In short, I have a lot of “food miles” to atone for—which is why I turn to the gajillion Eat Local Web sites out there. Penance starts immediately: Locavore lingo is its own special punishment. They speak of “victual reality” and eating “within your foodshed.” They discuss an edible’s “provenance,” its place of origin, as if it were a Ming vase. But the prickliest hair shirt is “source” used as a verb. Relentlessly. As I read of zealots “sourcing” heirloom tomatoes and “sourcing” pasture-raised chickens and “sourcing” unpasteurized milk, I waver. Then I recall all those Little Debbie cakes I packed away while viewing the Kamakura Buddha, and I carry on.
Like many writers before me, I decide to take the Eat Local pledge, vowing to consume nothing for an entire year that has not been raised within my local foodshed. With one key difference: My year will be more like a day. Maybe two. I’ll see how things go.
Day one: Meal planning as a locavore is a challenge but one I am determined to meet and, in my own inimitable overachiever way, exceed. Let the lightweights foodshed and source from a one-hundred-mile range. I am going to go truly local and limit myself to a one-hundred-yard range. Yeah, that’s right: my own house and yard. Suck on that, Loservores!
I present my family with the first day’s menu: Breakfast will be a frittata of fire-ant eggs accompanied by a hackberry coulis.

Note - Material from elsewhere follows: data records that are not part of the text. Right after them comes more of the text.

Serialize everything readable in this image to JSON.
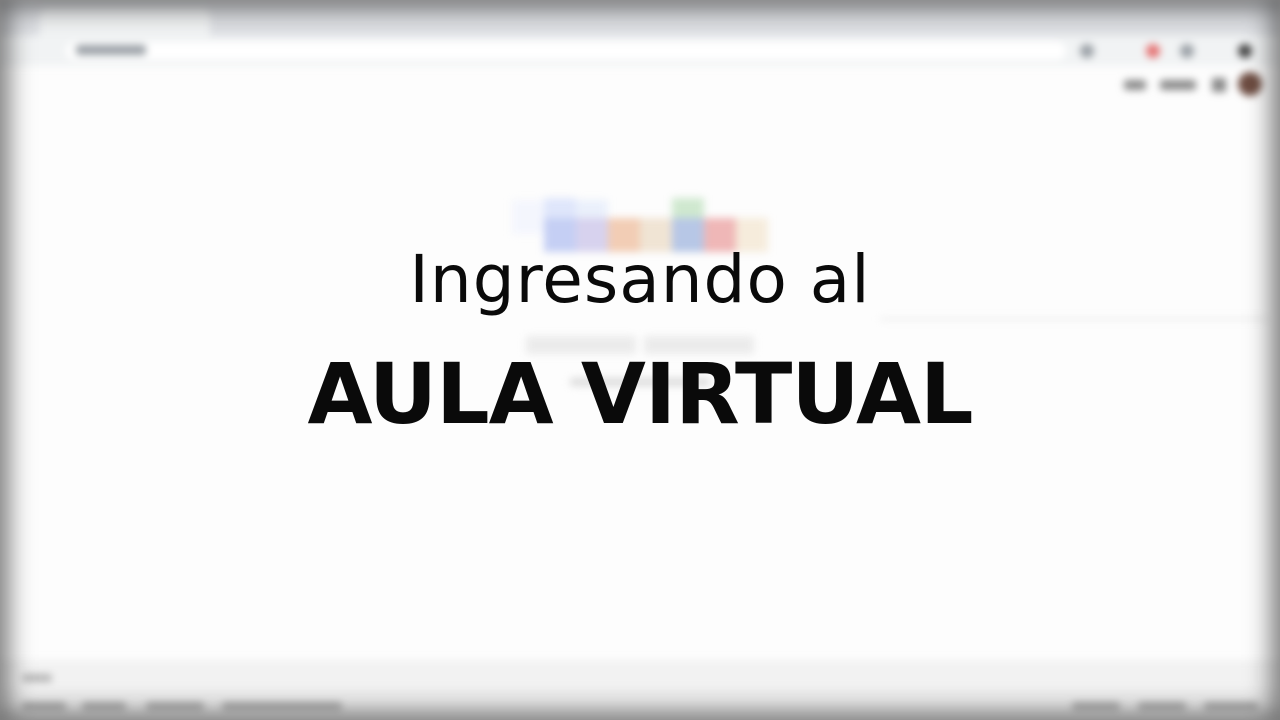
{
  "overlay": {
    "line1": "Ingresando al",
    "line2": "AULA VIRTUAL"
  },
  "colors": {
    "title": "#0a0a0a",
    "background": "#ffffff",
    "logo_colors": [
      "#dfe6fb",
      "#c5cff4",
      "#d7d2ee",
      "#f2cdb5",
      "#cfe8cf",
      "#b7c7e6",
      "#efb7b7",
      "#f6ecdc"
    ]
  },
  "icons": [
    "google-apps-icon",
    "account-avatar-icon",
    "browser-menu-icon"
  ]
}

Coffee, so hard to source outside the “bean belt” hugging the equator, is a major bugaboo for many an otherwise-sanctified locavore. I am happy to report that it will not be a problem for my family, since I’ve already sourced an artisanal, fair-trade meth lab right in my own neighborhood. More pep than caffeine, with zero footprint.

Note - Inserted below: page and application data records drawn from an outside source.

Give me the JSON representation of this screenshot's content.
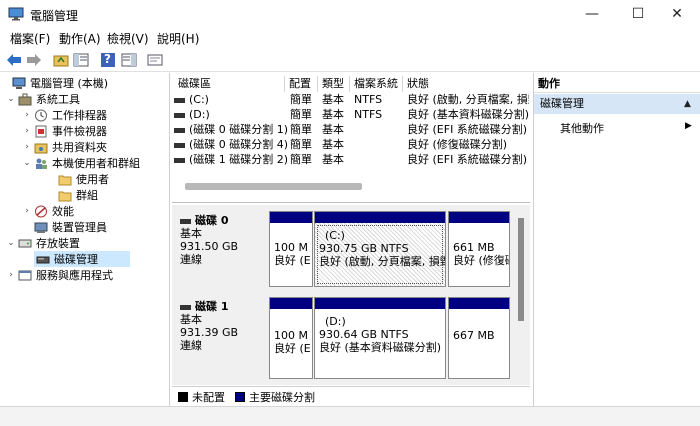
{
  "window": {
    "title": "電腦管理",
    "minimize_glyph": "—",
    "maximize_glyph": "☐",
    "close_glyph": "✕"
  },
  "menu": [
    "檔案(F)",
    "動作(A)",
    "檢視(V)",
    "說明(H)"
  ],
  "toolbar": {
    "icons": [
      "back-arrow-icon",
      "forward-arrow-icon",
      "up-folder-icon",
      "show-tree-icon",
      "help-icon",
      "show-action-pane-icon",
      "properties-icon"
    ],
    "help_glyph": "?"
  },
  "tree": {
    "root": "電腦管理 (本機)",
    "system_tools": "系統工具",
    "task_scheduler": "工作排程器",
    "event_viewer": "事件檢視器",
    "shared_folders": "共用資料夾",
    "local_users": "本機使用者和群組",
    "users": "使用者",
    "groups": "群組",
    "performance": "效能",
    "device_manager": "裝置管理員",
    "storage": "存放裝置",
    "disk_management": "磁碟管理",
    "services": "服務與應用程式",
    "chevron_right": "›",
    "chevron_down": "⌄"
  },
  "volume_list": {
    "headers": [
      "磁碟區",
      "配置",
      "類型",
      "檔案系統",
      "狀態"
    ],
    "rows": [
      [
        "(C:)",
        "簡單",
        "基本",
        "NTFS",
        "良好 (啟動, 分頁檔案, 損毀"
      ],
      [
        "(D:)",
        "簡單",
        "基本",
        "NTFS",
        "良好 (基本資料磁碟分割)"
      ],
      [
        "(磁碟 0 磁碟分割 1)",
        "簡單",
        "基本",
        "",
        "良好 (EFI 系統磁碟分割)"
      ],
      [
        "(磁碟 0 磁碟分割 4)",
        "簡單",
        "基本",
        "",
        "良好 (修復磁碟分割)"
      ],
      [
        "(磁碟 1 磁碟分割 2)",
        "簡單",
        "基本",
        "",
        "良好 (EFI 系統磁碟分割)"
      ]
    ]
  },
  "disks": [
    {
      "name": "磁碟 0",
      "type": "基本",
      "size": "931.50 GB",
      "status": "連線",
      "partitions": [
        {
          "line1": "100 M",
          "line2": "良好 (E"
        },
        {
          "label": "(C:)",
          "line1": "930.75 GB NTFS",
          "line2": "良好 (啟動, 分頁檔案, 損毀"
        },
        {
          "line1": "661 MB",
          "line2": "良好 (修復磁"
        }
      ]
    },
    {
      "name": "磁碟 1",
      "type": "基本",
      "size": "931.39 GB",
      "status": "連線",
      "partitions": [
        {
          "line1": "100 M",
          "line2": "良好 (E"
        },
        {
          "label": "(D:)",
          "line1": "930.64 GB NTFS",
          "line2": "良好 (基本資料磁碟分割)"
        },
        {
          "line1": "667 MB",
          "line2": ""
        }
      ]
    }
  ],
  "legend": [
    {
      "label": "未配置",
      "color": "#000000"
    },
    {
      "label": "主要磁碟分割",
      "color": "#000080"
    }
  ],
  "actions": {
    "header": "動作",
    "section": "磁碟管理",
    "more": "其他動作",
    "collapse_glyph": "▲",
    "more_glyph": "▶"
  },
  "colors": {
    "accent": "#000080",
    "selection": "#cce8ff",
    "action_header": "#d7e6f7"
  }
}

Lunch starters will be pâté from our own free-range squirrels followed by a ragout of dust bunny. For dinner we’ll be dining on plank-roasted plank of mesquite accompanied by a terrine of witchetty grub caramelized with shower scum. A sweet finish will be provided by Tarte au Poire Epineux—prickly pear pie, for all you carbon hogs—made with flour I grind myself out of acorns left behind by the squirrels used in the pâté. They won’t be needing them anymore. I love being part of the cycle of life. Not just eating what I kill but eating what my kill eats.
My menu presentation is interrupted by unseemly gagging and retching. Clearly my husband and son are terrorists who want to keep America addicted to foreign oil. Fortunately, the locals provide an out for such weaklings: the Marco Polo Exemption. This Eat Local loophole lets you partake of any spices a thirteenth-century explorer would have carried and has been extended by locavores to include other necessities like chocolate and Pumpkin Spice Frappuccinos. Choosing to go with a different brave explorer, I invoke the Buzz Aldrin Exemption, which will allow us to consume anything that has been in orbit. So it is Tang for breakfast and freeze-dried ice cream sourced from a survivalist Web site in Utah for dessert.
That evening is my bunco night. After scrutinizing the appetizers, I ask our hostess where she sourced the flour and pork used in her pigs in a blanket.
“They’re Poppin’ Fresh rolls and Lit’l Smokies cocktail franks.”
Right in the middle of telling her that sausage is made of pig nostrils and the Pillsbury Doughboy is the Antichrist, she sticks a margarita in my hand and leaves. With nothing but Sasquatch-size carbon footprint edibles defacing the buffet table, I am thrilled to find a meager handful of local pecans to nibble on. Complaints about my “eating the centerpiece” confirm that, once again, I have fallen in with a cell of terrorists dedicated to keeping our country in